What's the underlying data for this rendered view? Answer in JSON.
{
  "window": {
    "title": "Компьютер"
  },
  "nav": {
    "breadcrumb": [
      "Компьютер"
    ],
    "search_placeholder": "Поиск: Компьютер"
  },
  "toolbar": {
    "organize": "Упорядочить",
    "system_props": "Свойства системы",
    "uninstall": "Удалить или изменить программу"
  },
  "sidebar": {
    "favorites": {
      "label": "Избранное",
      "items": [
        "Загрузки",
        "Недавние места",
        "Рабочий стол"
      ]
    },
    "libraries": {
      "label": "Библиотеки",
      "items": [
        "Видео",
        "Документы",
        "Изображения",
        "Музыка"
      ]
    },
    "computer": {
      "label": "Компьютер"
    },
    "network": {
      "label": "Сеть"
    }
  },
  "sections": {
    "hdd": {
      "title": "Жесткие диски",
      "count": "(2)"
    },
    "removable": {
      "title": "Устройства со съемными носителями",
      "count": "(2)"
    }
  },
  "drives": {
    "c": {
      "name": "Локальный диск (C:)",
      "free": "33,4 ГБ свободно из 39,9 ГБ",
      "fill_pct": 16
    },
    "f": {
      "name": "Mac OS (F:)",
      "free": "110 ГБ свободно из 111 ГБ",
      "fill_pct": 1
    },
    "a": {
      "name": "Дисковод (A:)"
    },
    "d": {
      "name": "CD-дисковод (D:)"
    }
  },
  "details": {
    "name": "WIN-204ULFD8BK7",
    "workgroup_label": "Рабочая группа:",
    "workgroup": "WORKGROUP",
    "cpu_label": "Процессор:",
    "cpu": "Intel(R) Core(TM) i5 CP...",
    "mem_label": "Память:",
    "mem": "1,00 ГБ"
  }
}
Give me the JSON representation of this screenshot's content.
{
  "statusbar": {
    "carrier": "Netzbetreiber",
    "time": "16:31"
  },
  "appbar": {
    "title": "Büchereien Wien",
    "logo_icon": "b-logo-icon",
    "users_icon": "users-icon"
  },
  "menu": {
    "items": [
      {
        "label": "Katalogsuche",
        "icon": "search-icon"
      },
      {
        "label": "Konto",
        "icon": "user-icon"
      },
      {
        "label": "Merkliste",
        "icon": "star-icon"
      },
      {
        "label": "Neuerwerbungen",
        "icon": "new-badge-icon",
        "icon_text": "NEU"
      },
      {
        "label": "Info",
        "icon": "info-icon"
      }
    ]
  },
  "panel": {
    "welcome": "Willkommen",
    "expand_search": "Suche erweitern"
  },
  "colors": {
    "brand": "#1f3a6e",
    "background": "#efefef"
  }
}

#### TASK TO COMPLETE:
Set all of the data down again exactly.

#### EXERCISE RESULT:
What's the underlying data for this rendered view? Answer in JSON.
{
  "window": {
    "title": "Компьютер"
  },
  "nav": {
    "breadcrumb": [
      "Компьютер"
    ],
    "search_placeholder": "Поиск: Компьютер"
  },
  "toolbar": {
    "organize": "Упорядочить",
    "system_props": "Свойства системы",
    "uninstall": "Удалить или изменить программу"
  },
  "sidebar": {
    "favorites": {
      "label": "Избранное",
      "items": [
        "Загрузки",
        "Недавние места",
        "Рабочий стол"
      ]
    },
    "libraries": {
      "label": "Библиотеки",
      "items": [
        "Видео",
        "Документы",
        "Изображения",
        "Музыка"
      ]
    },
    "computer": {
      "label": "Компьютер"
    },
    "network": {
      "label": "Сеть"
    }
  },
  "sections": {
    "hdd": {
      "title": "Жесткие диски",
      "count": "(2)"
    },
    "removable": {
      "title": "Устройства со съемными носителями",
      "count": "(2)"
    }
  },
  "drives": {
    "c": {
      "name": "Локальный диск (C:)",
      "free": "33,4 ГБ свободно из 39,9 ГБ",
      "fill_pct": 16
    },
    "f": {
      "name": "Mac OS (F:)",
      "free": "110 ГБ свободно из 111 ГБ",
      "fill_pct": 1
    },
    "a": {
      "name": "Дисковод (A:)"
    },
    "d": {
      "name": "CD-дисковод (D:)"
    }
  },
  "details": {
    "name": "WIN-204ULFD8BK7",
    "workgroup_label": "Рабочая группа:",
    "workgroup": "WORKGROUP",
    "cpu_label": "Процессор:",
    "cpu": "Intel(R) Core(TM) i5 CP...",
    "mem_label": "Память:",
    "mem": "1,00 ГБ"
  }
}
Give me the JSON representation of this screenshot's content.
{
  "statusbar": {
    "carrier": "Netzbetreiber",
    "time": "16:31"
  },
  "appbar": {
    "title": "Büchereien Wien",
    "logo_icon": "b-logo-icon",
    "users_icon": "users-icon"
  },
  "menu": {
    "items": [
      {
        "label": "Katalogsuche",
        "icon": "search-icon"
      },
      {
        "label": "Konto",
        "icon": "user-icon"
      },
      {
        "label": "Merkliste",
        "icon": "star-icon"
      },
      {
        "label": "Neuerwerbungen",
        "icon": "new-badge-icon",
        "icon_text": "NEU"
      },
      {
        "label": "Info",
        "icon": "info-icon"
      }
    ]
  },
  "panel": {
    "welcome": "Willkommen",
    "expand_search": "Suche erweitern"
  },
  "colors": {
    "brand": "#1f3a6e",
    "background": "#efefef"
  }
}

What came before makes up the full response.